TASK DIRECTIONS
Return each line of the records below in which the string "value" turns up.

DATA EXTRACTS
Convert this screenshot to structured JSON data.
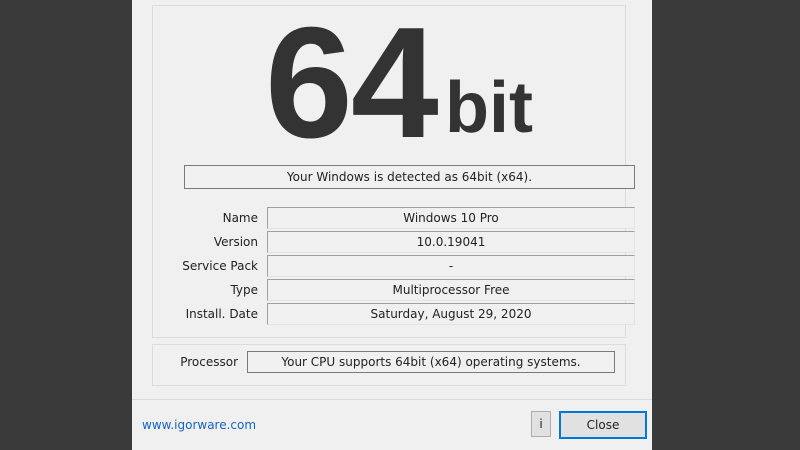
{
  "hero": {
    "number": "64",
    "suffix": "bit"
  },
  "detection_message": "Your Windows is detected as 64bit (x64).",
  "info_rows": [
    {
      "label": "Name",
      "value": "Windows 10 Pro"
    },
    {
      "label": "Version",
      "value": "10.0.19041"
    },
    {
      "label": "Service Pack",
      "value": "-"
    },
    {
      "label": "Type",
      "value": "Multiprocessor Free"
    },
    {
      "label": "Install. Date",
      "value": "Saturday, August 29, 2020"
    }
  ],
  "processor": {
    "label": "Processor",
    "value": "Your CPU supports 64bit (x64) operating systems."
  },
  "footer": {
    "website_link": "www.igorware.com",
    "info_button": "i",
    "close_button": "Close"
  },
  "colors": {
    "background": "#3a3a3a",
    "dialog": "#f0f0f0",
    "link": "#1565c0",
    "focus_border": "#0078d7"
  }
}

ANSWER AREA
      "value": "Windows 10 Pro"
      "value": "10.0.19041"
      "value": "-"
      "value": "Multiprocessor Free"
      "value": "Saturday, August 29, 2020"
    "value": "Your CPU supports 64bit (x64) operating systems."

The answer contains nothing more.